Presentation on theme: "USA PATRIOT Act and Libraries Eric Johnson & Rodney Clare Jackman Sims Memorial Library."— Presentation transcript:
USA PATRIOT Act and Libraries Eric Johnson & Rodney Clare Jackman Sims Memorial Library
USA PATRIOT Act Uniting and Strengthening America by Providing Appropriate Tools Required to Intercept and Obstruct Terrorism Act of 2001
Brief History Created in the wake of the September 11 terrorist attacks Signed into law on October 26, 2001 Expands Foreign Intelligence Act (FISA) of 1978

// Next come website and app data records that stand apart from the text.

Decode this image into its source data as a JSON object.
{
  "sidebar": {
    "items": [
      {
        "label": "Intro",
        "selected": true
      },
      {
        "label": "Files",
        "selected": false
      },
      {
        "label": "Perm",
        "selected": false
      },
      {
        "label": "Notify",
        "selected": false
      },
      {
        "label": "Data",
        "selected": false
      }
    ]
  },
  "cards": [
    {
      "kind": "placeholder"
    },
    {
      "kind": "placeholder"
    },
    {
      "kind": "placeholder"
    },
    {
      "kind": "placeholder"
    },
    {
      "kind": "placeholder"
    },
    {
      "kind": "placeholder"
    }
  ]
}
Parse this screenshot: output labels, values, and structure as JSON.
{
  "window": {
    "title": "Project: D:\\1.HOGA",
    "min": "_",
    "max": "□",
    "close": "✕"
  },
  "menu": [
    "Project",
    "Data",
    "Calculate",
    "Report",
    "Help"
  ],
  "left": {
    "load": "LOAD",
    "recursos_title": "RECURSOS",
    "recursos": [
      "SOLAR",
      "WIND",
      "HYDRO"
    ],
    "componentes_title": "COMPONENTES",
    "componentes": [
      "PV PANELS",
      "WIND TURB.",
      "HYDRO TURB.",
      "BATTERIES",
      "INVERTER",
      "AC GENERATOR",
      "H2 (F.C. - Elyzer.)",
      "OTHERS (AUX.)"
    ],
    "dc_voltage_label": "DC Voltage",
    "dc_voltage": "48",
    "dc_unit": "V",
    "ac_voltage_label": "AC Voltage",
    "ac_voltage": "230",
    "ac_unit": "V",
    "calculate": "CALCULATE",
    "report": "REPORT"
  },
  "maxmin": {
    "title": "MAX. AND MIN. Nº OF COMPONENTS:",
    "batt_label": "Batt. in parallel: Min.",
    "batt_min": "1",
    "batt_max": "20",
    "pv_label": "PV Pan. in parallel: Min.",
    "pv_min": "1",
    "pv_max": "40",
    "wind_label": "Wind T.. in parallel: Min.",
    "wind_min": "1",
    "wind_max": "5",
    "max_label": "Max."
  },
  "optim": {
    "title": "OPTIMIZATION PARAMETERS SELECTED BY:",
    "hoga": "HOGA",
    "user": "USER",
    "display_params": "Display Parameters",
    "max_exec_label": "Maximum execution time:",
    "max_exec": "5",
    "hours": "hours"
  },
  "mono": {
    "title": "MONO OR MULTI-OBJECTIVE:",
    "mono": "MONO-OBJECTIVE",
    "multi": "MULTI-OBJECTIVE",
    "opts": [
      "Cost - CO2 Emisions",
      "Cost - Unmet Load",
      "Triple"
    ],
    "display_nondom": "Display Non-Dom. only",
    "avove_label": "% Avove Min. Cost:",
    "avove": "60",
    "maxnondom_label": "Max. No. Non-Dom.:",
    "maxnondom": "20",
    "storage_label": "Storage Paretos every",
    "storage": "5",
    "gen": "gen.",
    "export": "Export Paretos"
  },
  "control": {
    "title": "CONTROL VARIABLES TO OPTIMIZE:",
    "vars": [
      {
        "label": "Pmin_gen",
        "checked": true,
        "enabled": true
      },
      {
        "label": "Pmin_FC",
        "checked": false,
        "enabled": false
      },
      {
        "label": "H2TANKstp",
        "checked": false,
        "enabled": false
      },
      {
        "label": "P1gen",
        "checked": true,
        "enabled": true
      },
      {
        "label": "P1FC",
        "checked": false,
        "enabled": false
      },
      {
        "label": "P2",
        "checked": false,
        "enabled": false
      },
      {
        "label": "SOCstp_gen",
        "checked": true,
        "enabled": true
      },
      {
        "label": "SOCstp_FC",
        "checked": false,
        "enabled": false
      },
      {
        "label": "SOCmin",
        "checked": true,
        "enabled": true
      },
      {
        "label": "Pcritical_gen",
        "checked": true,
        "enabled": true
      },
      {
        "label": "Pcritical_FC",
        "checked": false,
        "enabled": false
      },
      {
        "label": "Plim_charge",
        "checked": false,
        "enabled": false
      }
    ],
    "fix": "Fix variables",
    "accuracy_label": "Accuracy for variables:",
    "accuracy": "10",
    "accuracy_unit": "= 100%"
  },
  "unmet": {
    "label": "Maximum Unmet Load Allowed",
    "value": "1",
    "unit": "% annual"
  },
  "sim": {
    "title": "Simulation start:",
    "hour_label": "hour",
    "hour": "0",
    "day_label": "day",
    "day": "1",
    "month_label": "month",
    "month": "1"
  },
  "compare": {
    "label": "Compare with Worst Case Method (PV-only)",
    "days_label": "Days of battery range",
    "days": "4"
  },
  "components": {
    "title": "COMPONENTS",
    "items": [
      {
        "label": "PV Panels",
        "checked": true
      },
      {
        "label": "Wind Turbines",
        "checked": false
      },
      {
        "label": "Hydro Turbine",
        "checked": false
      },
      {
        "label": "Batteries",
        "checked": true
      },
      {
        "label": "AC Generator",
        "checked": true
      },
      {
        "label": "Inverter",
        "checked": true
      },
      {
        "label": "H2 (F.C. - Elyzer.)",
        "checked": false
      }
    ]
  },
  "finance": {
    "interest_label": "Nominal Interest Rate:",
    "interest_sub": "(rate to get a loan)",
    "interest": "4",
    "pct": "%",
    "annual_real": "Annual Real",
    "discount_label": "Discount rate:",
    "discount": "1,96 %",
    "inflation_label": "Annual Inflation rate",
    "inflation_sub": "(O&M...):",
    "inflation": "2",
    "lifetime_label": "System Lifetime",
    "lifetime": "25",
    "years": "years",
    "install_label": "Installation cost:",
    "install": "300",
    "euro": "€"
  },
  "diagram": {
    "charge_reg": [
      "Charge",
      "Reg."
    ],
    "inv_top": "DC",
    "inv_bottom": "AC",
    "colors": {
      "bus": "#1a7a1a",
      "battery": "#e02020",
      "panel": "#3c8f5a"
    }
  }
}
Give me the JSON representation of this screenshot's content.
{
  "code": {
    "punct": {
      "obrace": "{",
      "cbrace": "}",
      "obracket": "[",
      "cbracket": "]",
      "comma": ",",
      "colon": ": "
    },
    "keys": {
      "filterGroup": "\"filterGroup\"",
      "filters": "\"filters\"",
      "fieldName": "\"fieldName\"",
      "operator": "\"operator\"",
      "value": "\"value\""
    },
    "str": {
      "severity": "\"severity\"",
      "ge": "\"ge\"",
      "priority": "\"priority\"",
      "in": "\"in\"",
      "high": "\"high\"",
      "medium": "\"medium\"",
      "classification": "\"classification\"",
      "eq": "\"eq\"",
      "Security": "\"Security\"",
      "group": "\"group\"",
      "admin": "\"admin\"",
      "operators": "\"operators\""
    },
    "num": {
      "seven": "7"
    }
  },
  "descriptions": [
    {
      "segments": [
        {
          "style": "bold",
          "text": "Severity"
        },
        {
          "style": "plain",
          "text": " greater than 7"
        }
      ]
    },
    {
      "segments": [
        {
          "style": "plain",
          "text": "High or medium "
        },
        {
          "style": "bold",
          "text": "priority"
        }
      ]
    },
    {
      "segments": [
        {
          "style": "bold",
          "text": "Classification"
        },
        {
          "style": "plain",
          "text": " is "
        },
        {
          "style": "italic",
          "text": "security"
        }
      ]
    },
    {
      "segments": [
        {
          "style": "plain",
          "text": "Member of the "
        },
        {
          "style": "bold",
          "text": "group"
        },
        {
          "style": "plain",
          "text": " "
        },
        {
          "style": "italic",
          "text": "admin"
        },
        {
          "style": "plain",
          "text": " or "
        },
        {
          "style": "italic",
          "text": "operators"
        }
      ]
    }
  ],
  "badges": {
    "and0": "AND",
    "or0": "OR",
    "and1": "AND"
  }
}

Section 215 ``(a)(1) The Director of the Federal Bureau of Investigation or a designee of the Director (whose rank shall be no lower than Assistant Special Agent in Charge) may make an application for an order requiring the production of any tangible things (including books, records, papers, documents, and other items) for an investigation to protect against international terrorism or clandestine intelligence activities, provided that such investigation of a United States person is not conducted solely upon the basis of activities protected by the first amendment to the Constitution.”
Section 215 Modifies and complicates the rules on records searches Previously the government needed warrant and probable cause to access private records Under section 215, FBI has extended powers to conduct essentially warrantless records searches Accompanying gag order prevents disclosure of the search to anyone
Impact on Libraries The Act nowhere contains the word “library” However, several sections which diminish constitutional protections can affect public, academic, and business libraries
American Library Association Library Code of Ethics Article III We protect each library user’s right to privacy and confidentiality with respect to information sought or received and resources consulted, borrowed, acquired or transmitted
ALA’s Response to the USA PATRIOT Act Article III of the Code of Ethics is in direct conflict with the provisions of the Act Recently adopted resolution states that the ALA “opposes any use of governmental power to suppress the free and open exchange of knowledge and information or to intimidate individuals exercising free inquiry”
Libraries’ Responses Placing signs notifying the public about the USA PATRIOT Act Shredding patron documents that are not essential to the operation of the library Putting policies and procedures in place and educating the staff
Sims Memorial Library Types of records maintained: –Circulation and reserve records –Interlibrary Loan request forms –Document delivery records –Reference search requests –Virtual reference logs
Sims Memorial Library Types of records maintained (cont’d): –Acquisition reports –Cataloging priority requests –Student sign-in sheets and logs –Timekeeping records
Sims Memorial Library Records kept for varying amounts of time, depending on library’s need Many electronic records do not link to patron names In some instances, the Library is not the only entity maintaining the records
Sims Memorial Library’s Response Creation of an official policy Development of procedures Training Library staff Review of records retention
Draft Policy: Confidentiality of Library Records The passage of the U.S.A. Patriot Act has raised questions about state and local privacy laws and confidentiality of library records. Sims Memorial Library strongly upholds the confidentiality of patron records and information, which shall not be made available to any agency of local, state, or federal government except by the Library Director or his designee.
Library Draft Policy (Cont’d) Should any Library employee (faculty, staff, or student) be approached by someone representing himself to be an official of a local, state, or federal law enforcement agency and requesting access to individual or group patron records, manual or electronic, of any kind, that individual should be referred to the Library Director or his designee.
Library Draft Policy (Cont’d) Such records might include: circulation and reserve records, ILL request forms, document delivery records, reference search requests, acquisitions requests, virtual reference logs, cataloging priority requests, sign-in sheets, timekeeping records, etc.
Library Draft Policy (Cont’d) The Director or designee will consult with the Office of the Provost and/or the University Counsel before releasing any information. If the Director or his designee is not available to deal with that official, the official should be referred to the Office of the Provost or, in his absence, the University Counsel.
Patriot Act II Department of Justice has drafted the “Domestic Security Enhancement Act of 2003” Sections 128 and 129 will allow the government to obtain private information without approval from any court by creating administrative subpoenas